THISFRIEND of mine - well, I suppose you could call him a friend - was telling me the other day how pleased he was when FE Focus first started up back in 1995.
At last, he said, there's a bit of the TES I can cheerfully use to line my cat litter tray with. Funny, but he also seemed to think it relevant that my photograph appeared at the top of this column.
For some reason this poor benighted soul (a schoolteacher of course, but someone's got to do it) came to mind when I was mulling over the result of an appeal I made a few months ago.
Back in July I challenged readers to write in if they could truly claim to be happy in their job. Being a realist I didn't put it quite as positively as that. I said it would be enough that they were simply not unhappy.
Now it did occur to me at the time to wonder (and this is where the cat litter man comes in) just how many actual readers I might have.
We have all heard those malicious stories about teachers who see the journalistic content of the TES as just so much blather to pad out the job adverts. And this was the summer. Wouldn't half my potential audience be at the seaside anyway?
My scope was further limited by the insistence that the person I was looking for must be a teacher rather than a manager or administrator. That cuts out 50 per cent of those on the payroll right away.
But still, I thought, surely there must be someone out there prepared to stick their neck out, some cheerful Charlie or Charlene not so ground down by overwork and underpay as to say: yes, that is me!
So I waited. And waited. And then, when I had almost given up hope, a letter appeared. This is it, I thought, as I ripped open the envelope: the one lecturer in Britain who is not unhappy in their work.
It wasn't. All right, the letter was from a very nice woman in the West Country, and yes she was currently teaching in a college.
But her real job was in accounts; her classroom activity was limited to one evening a week.
What she said was revealing though. She had recently taken a degree as a mature student. And having got back into education herself she now wanted to help others do the same.
"I love my subject (American Studies)," she wrote, "and can see no chore in having to mark homework from students who are writing on it.
It is a pleasure knowing some students will read further because of the fuel I've injected to start them off."
Most teachers can identify with that. Didn't we all come into the job for those sorts of reasons?

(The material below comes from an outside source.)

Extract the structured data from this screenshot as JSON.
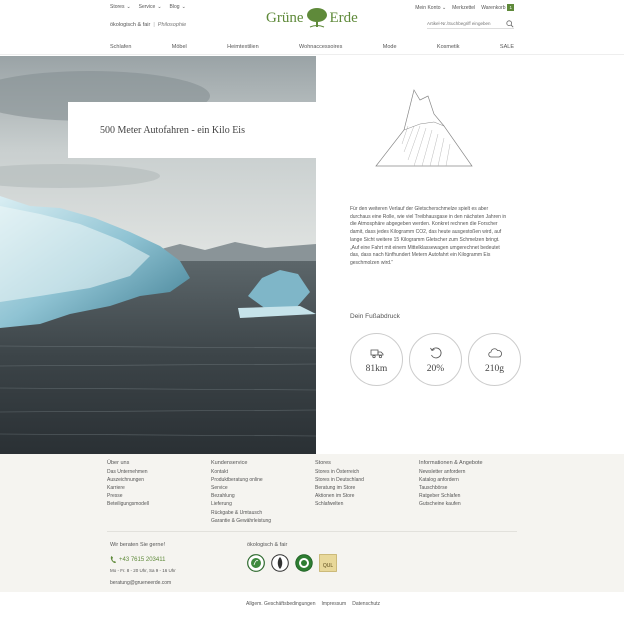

But what she said next was also familiar: "I've wondered many times why the tutors around (me) look fed up and are usually moaning about their work."
And later in the letter: "You have worried me now that I too could end up looking as frazzled and peed off in years to come as they do. What changes them? Please let me know..."
Well, how long have you got? But no, that must be for another day. Because, for the moment, I don't want to lose sight of the main point.
What does it say about the morale of lecturers when not a single one is prepared to give a yea to the question: are you happy in your work?
Is it the same in other professions? Could it be that, if you asked lawyers or doctors or architects to answer a similar question, you would be met by such an overwhelmingly negative response? Somehow I think not.
Given the above then, surely it should come as no surprise to anyone that lecturers have finally put their collective foot down and rejected the Association of Colleges' latest offer on conditions of service. The proposed deal, negotiated by lecturers' union NATFHE and the Association of Colleges, would have put teachers into the classroom for anything up to 27 hours per week.
On top of that there would be no real safeguards for the 200 or so colleagues who have already negotiated their own local deals which are often much superior to the new "national" contract that is proposed.
Lecturers are not just "unhappy". After five years of fruitless wrangling over the contract, they really have had enough. As well as rejecting the colleges' offer, the recent NATFHE ballot also showed a clear majority in favour of strike action.
Classroom teachers hate going on strike. It turns on its head all the positive day-to-day work they do with their students. So shouldn't we be taking it as a measure of their desperation that they are now saying yes to the prospect of doing so en masse in the New Year?
Stephen Jones lectures in a London college of further education.